And I do really think that "is in the transfer portal" does not mean "has decided to leave". I remember writing about this in a post last year. You put your name in, you see who contacts you, you judge whether you might want to do that, you either jump at it or your pull your name out an return. Yes, you're risking the coach saying "sorry - we already filled your spot", but let's be honest: if Adam Miller called Brad Underwood in two weeks and said "I'd like to come back", he'd take him back with open arms.
That's kind of the point here, I think. Giving power to the players. Yes, my father would be screaming "you commit to a school, you stay committed to that school because loyalty is everything", and that's probably the reason I stayed at my last job for 24 years (same company, same desk, same chair), but I can also see how this new setup gives power to the players. They're the ones taking on the 80-hour weeks, and they're the ones trying to give themselves the best opportunity to play professionally some day, so they're the ones who should be able to choose a new situation penalty-free.

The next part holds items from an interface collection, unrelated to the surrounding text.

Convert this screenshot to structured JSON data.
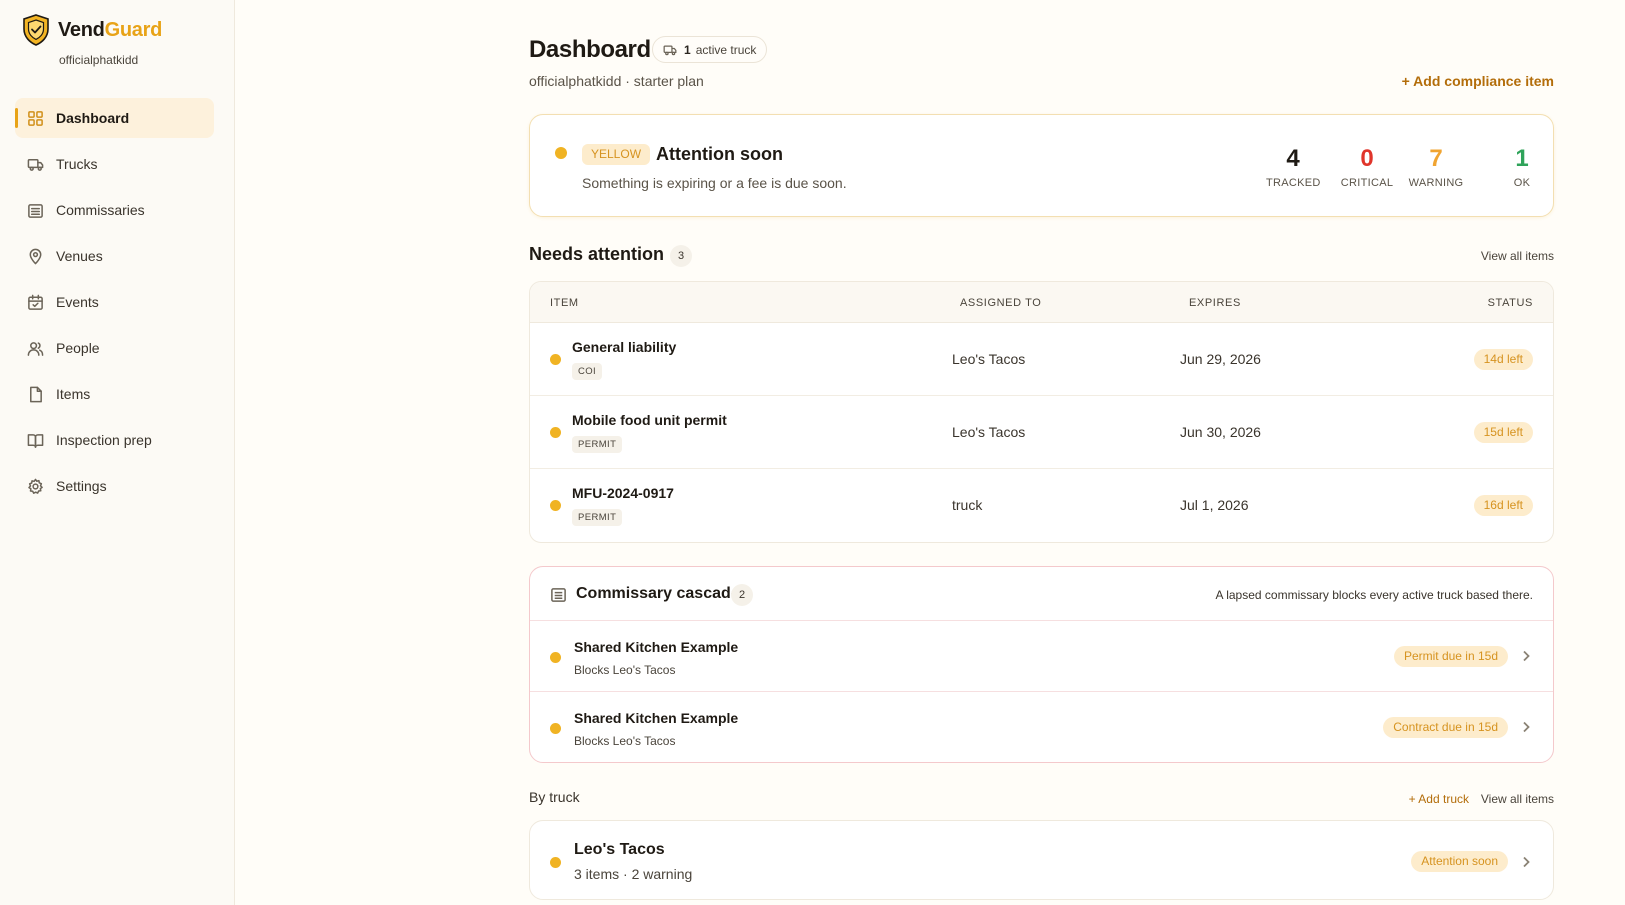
{
  "brand": {
    "name_part1": "Vend",
    "name_part2": "Guard",
    "username": "officialphatkidd",
    "accent": "#e8a317"
  },
  "sidebar": {
    "items": [
      {
        "label": "Dashboard",
        "icon": "grid-icon",
        "active": true
      },
      {
        "label": "Trucks",
        "icon": "truck-icon"
      },
      {
        "label": "Commissaries",
        "icon": "building-icon"
      },
      {
        "label": "Venues",
        "icon": "map-pin-icon"
      },
      {
        "label": "Events",
        "icon": "calendar-icon"
      },
      {
        "label": "People",
        "icon": "users-icon"
      },
      {
        "label": "Items",
        "icon": "file-icon"
      },
      {
        "label": "Inspection prep",
        "icon": "book-icon"
      },
      {
        "label": "Settings",
        "icon": "gear-icon"
      }
    ]
  },
  "header": {
    "title": "Dashboard",
    "active_trucks_count": "1",
    "active_trucks_label": "active truck",
    "subtitle": "officialphatkidd · starter plan",
    "add_compliance": "+ Add compliance item"
  },
  "status": {
    "level_tag": "YELLOW",
    "title": "Attention soon",
    "description": "Something is expiring or a fee is due soon.",
    "metrics": [
      {
        "value": "4",
        "label": "TRACKED",
        "color": "#1f1a14"
      },
      {
        "value": "0",
        "label": "CRITICAL",
        "color": "#e0352b"
      },
      {
        "value": "7",
        "label": "WARNING",
        "color": "#f0a431"
      },
      {
        "value": "1",
        "label": "OK",
        "color": "#2fa35a"
      }
    ]
  },
  "needs_attention": {
    "title": "Needs attention",
    "count": "3",
    "view_all": "View all items",
    "columns": [
      "ITEM",
      "ASSIGNED TO",
      "EXPIRES",
      "STATUS"
    ],
    "rows": [
      {
        "name": "General liability",
        "tag": "COI",
        "assigned": "Leo's Tacos",
        "expires": "Jun 29, 2026",
        "status": "14d left"
      },
      {
        "name": "Mobile food unit permit",
        "tag": "PERMIT",
        "assigned": "Leo's Tacos",
        "expires": "Jun 30, 2026",
        "status": "15d left"
      },
      {
        "name": "MFU-2024-0917",
        "tag": "PERMIT",
        "assigned": "truck",
        "expires": "Jul 1, 2026",
        "status": "16d left"
      }
    ]
  },
  "cascade": {
    "title": "Commissary cascade",
    "count": "2",
    "note": "A lapsed commissary blocks every active truck based there.",
    "rows": [
      {
        "name": "Shared Kitchen Example",
        "blocks": "Blocks Leo's Tacos",
        "status": "Permit due in 15d"
      },
      {
        "name": "Shared Kitchen Example",
        "blocks": "Blocks Leo's Tacos",
        "status": "Contract due in 15d"
      }
    ]
  },
  "by_truck": {
    "title": "By truck",
    "add_truck": "+ Add truck",
    "view_all": "View all items",
    "trucks": [
      {
        "name": "Leo's Tacos",
        "meta": "3 items · 2 warning",
        "status": "Attention soon"
      }
    ]
  }
}
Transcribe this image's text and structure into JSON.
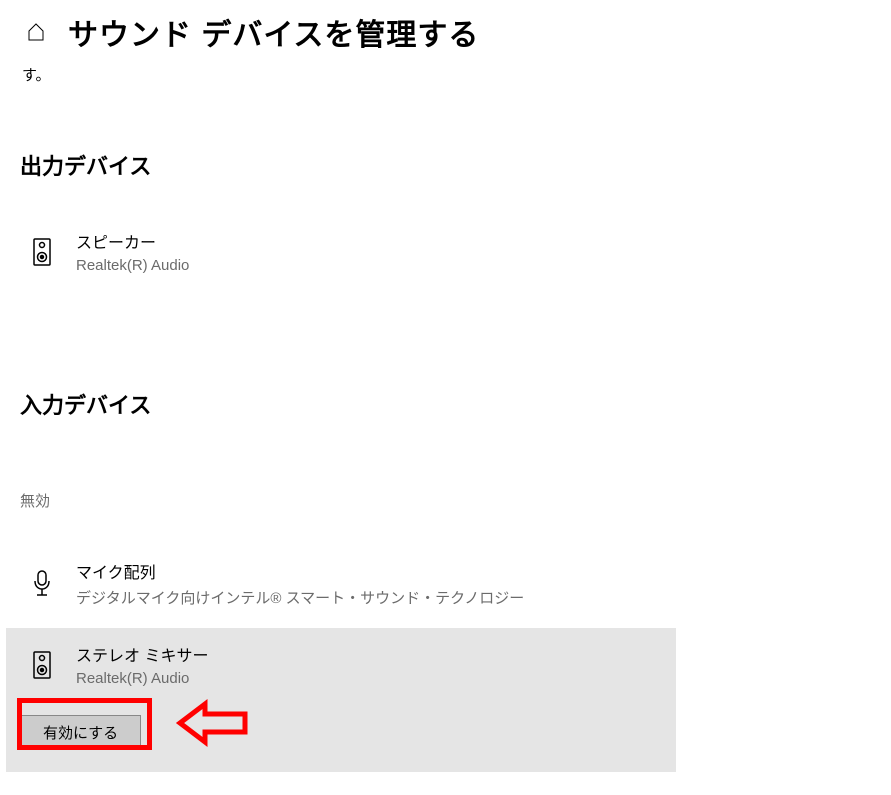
{
  "header": {
    "title": "サウンド デバイスを管理する",
    "partial_text": "す。",
    "home_icon": "home-icon"
  },
  "output_section": {
    "heading": "出力デバイス",
    "devices": [
      {
        "name": "スピーカー",
        "desc": "Realtek(R) Audio",
        "icon": "speaker-icon"
      }
    ]
  },
  "input_section": {
    "heading": "入力デバイス",
    "disabled_label": "無効",
    "devices": [
      {
        "name": "マイク配列",
        "desc": "デジタルマイク向けインテル® スマート・サウンド・テクノロジー",
        "icon": "microphone-icon"
      },
      {
        "name": "ステレオ ミキサー",
        "desc": "Realtek(R) Audio",
        "icon": "speaker-icon",
        "selected": true
      }
    ],
    "enable_button": "有効にする"
  },
  "annotation": {
    "arrow_color": "#ff0000"
  }
}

Yes, there are pitfalls, and yes, it's hard (for us) to see a better career opportunity than to be the leading scorer at Illinois next year catching passes from Andre Curbelo. But I probably follow my father's "seeing something through is always the better option than quitting in hopes of something better" a little too religiously. I'm not Adam Miller, and if Adam Miller wants to look for a better environment to prepare himself for the NBA without having to sit out a year, he should be able to do that.
As a fan? As a fan this is a rough moment. If Kofi declares for (and stays in) the draft, we'll basically lose our starting five. Yes, Jacob Grandison started the final 16 games while Da'Monte came off the bench, but Da'Monte averaged 24.9 minutes per game and Grandison averaged 15.3. You could see a team built around Miller, Curbelo, Grandison, Hawkins, and Giorgi (with Ohio State-like transfers filling many of the other roles). Building around just Curbelo, Grandison, Hawkins, and Giorgi? Man, losing 146.2 of your 200 minutes is more or less starting over.
So that leaves me in prayer. Please, God, somehow let Kofi come back. If my kids ask me what I want for Father's Day I'll tell them "I want Adam Miller to pull his name out of the portal". I'll never ask for any miracle ever again if Nimari Burnett could just somehow join Belo in the backcourt next season.
We knew next year would be a step back, but if Kofi goes, next year is basically a restart. We'd be down to one RSCI top-100 player (Curbelo) after this year's four top-50 players led us to a one-seed. Belo is a great piece to build around, but it's such a long drop from "Illinois, fresh off their Big Ten Tournament win, gets the one-seed in the Midwest region".
OK, Transfer Portal. You've taken away. Time to giveth.